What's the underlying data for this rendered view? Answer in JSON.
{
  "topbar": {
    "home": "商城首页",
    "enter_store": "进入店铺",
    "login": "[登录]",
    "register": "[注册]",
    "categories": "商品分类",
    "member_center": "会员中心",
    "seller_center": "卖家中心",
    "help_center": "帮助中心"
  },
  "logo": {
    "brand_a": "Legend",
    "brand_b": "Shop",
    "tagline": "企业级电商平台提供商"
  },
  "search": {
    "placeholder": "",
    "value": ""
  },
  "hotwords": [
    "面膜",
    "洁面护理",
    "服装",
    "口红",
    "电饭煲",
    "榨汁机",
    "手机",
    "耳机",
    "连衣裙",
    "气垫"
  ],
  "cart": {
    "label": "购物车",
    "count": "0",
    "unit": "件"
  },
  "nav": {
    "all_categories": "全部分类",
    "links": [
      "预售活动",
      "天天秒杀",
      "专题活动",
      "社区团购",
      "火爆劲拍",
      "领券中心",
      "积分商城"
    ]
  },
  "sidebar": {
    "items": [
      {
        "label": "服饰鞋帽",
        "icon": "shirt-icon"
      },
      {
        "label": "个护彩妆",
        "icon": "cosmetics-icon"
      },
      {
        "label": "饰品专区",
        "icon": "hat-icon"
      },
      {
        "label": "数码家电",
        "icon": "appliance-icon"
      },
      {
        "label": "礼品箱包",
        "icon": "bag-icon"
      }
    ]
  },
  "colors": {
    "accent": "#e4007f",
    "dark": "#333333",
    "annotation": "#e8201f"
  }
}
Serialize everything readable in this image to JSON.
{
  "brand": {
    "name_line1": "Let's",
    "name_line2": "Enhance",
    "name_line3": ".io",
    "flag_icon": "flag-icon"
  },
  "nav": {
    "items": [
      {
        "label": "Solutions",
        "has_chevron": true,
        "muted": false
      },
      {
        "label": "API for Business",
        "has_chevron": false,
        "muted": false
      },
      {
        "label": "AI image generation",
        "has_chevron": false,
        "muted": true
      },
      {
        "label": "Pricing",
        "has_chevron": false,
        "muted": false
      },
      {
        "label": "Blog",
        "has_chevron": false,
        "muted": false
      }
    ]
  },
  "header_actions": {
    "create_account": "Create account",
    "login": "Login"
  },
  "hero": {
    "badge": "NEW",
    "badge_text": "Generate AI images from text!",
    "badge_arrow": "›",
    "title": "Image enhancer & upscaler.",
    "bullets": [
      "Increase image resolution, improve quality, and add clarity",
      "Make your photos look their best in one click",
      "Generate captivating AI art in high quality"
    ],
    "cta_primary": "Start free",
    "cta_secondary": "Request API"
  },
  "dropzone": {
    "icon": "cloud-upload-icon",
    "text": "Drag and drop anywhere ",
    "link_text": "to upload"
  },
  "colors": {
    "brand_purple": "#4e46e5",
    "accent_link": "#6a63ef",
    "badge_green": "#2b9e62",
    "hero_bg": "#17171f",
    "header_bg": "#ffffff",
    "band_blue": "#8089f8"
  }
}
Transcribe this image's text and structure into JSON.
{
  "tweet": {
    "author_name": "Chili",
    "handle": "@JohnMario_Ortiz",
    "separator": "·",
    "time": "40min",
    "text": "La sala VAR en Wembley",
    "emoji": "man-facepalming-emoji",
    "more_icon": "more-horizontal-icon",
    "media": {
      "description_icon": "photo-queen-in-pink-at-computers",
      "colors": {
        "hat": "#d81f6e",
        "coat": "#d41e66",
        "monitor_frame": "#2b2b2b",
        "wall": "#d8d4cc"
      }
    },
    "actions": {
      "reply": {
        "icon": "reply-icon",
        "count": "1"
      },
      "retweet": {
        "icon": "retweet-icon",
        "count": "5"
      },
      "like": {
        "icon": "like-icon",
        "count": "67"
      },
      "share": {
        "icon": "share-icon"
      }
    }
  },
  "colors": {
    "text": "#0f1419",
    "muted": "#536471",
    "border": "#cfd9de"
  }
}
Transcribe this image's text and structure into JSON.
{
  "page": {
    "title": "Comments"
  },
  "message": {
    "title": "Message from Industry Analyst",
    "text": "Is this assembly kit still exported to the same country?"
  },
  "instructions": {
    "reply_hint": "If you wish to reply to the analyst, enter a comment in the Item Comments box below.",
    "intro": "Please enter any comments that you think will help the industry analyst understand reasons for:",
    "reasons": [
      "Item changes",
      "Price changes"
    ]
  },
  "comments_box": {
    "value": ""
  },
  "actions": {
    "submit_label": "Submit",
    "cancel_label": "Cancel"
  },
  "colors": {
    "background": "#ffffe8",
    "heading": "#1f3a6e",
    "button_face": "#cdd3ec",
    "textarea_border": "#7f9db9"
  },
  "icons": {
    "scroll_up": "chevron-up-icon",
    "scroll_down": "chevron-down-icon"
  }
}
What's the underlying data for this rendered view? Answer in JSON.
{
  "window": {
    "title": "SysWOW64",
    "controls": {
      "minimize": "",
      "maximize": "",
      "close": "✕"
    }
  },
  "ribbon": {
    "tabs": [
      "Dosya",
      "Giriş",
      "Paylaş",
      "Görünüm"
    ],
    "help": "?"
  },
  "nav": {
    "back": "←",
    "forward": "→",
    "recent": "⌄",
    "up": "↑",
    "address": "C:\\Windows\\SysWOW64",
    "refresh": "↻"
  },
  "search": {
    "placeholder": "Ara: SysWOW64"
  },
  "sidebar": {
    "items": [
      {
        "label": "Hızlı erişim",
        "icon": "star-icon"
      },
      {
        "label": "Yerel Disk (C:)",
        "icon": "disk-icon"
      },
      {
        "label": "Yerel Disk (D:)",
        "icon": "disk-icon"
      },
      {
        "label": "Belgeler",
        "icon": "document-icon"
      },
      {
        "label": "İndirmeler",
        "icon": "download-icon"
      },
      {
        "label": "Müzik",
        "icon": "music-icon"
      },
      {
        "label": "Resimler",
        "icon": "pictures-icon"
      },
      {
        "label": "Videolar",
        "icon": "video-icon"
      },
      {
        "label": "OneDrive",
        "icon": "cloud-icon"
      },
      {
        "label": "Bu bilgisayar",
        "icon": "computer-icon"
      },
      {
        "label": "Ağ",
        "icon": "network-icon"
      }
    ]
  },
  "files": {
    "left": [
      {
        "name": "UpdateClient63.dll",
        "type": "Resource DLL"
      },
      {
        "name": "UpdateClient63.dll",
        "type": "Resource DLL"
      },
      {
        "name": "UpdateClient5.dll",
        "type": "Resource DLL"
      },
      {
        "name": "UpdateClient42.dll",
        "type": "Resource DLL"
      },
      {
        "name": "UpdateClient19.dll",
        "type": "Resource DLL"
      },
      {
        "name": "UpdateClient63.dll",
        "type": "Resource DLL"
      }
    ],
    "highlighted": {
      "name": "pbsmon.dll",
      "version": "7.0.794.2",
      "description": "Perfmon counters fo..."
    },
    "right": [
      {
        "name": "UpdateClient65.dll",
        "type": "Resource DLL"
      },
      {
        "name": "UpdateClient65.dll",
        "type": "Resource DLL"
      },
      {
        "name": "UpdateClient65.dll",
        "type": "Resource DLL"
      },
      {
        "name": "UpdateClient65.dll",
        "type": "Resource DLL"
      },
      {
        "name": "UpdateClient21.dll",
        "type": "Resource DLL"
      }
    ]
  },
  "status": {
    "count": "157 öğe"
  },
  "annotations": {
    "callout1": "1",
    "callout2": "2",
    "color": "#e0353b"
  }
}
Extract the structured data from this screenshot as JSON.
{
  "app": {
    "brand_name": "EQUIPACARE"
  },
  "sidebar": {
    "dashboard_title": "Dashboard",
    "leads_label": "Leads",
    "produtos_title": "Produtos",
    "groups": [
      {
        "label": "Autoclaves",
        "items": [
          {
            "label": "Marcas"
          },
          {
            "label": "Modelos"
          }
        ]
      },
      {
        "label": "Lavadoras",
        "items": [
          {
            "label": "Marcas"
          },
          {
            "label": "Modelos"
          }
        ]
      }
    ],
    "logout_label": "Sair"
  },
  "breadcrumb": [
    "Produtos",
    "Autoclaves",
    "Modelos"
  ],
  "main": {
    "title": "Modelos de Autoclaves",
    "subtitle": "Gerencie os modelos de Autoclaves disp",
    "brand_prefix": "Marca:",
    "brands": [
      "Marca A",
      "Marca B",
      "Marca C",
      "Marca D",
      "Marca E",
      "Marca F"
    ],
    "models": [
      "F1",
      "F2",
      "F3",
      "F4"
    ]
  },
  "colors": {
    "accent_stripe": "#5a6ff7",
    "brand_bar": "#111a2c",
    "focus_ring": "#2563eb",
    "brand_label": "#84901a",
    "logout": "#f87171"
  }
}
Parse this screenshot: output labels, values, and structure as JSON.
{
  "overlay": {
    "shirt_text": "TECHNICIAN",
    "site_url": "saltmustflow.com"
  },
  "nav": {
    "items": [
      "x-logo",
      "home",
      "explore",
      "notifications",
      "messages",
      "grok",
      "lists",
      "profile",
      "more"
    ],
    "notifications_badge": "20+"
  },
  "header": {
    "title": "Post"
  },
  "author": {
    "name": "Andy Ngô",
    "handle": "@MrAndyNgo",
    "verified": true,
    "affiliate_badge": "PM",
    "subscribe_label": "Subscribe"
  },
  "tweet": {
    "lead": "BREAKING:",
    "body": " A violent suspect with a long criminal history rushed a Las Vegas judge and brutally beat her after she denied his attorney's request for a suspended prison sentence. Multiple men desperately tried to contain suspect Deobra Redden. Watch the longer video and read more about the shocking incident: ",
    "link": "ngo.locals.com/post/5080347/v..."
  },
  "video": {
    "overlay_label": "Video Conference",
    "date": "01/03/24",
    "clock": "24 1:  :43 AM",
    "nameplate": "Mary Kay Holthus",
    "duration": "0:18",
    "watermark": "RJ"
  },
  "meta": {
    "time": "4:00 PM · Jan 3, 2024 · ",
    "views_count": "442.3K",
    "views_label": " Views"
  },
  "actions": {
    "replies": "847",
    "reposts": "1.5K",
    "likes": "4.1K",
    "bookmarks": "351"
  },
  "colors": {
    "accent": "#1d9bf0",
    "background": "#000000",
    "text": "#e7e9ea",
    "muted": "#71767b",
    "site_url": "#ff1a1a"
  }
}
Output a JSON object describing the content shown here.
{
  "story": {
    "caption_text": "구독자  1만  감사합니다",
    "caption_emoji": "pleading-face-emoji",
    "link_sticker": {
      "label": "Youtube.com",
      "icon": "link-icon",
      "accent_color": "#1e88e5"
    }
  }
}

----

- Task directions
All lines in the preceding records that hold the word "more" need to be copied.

- Exercise output
    "more_icon": "more-horizontal-icon",
      "more"
    "body": " A violent suspect with a long criminal history rushed a Las Vegas judge and brutally beat her after she denied his attorney's request for a suspended prison sentence. Multiple men desperately tried to contain suspect Deobra Redden. Watch the longer video and read more about the shocking incident: ",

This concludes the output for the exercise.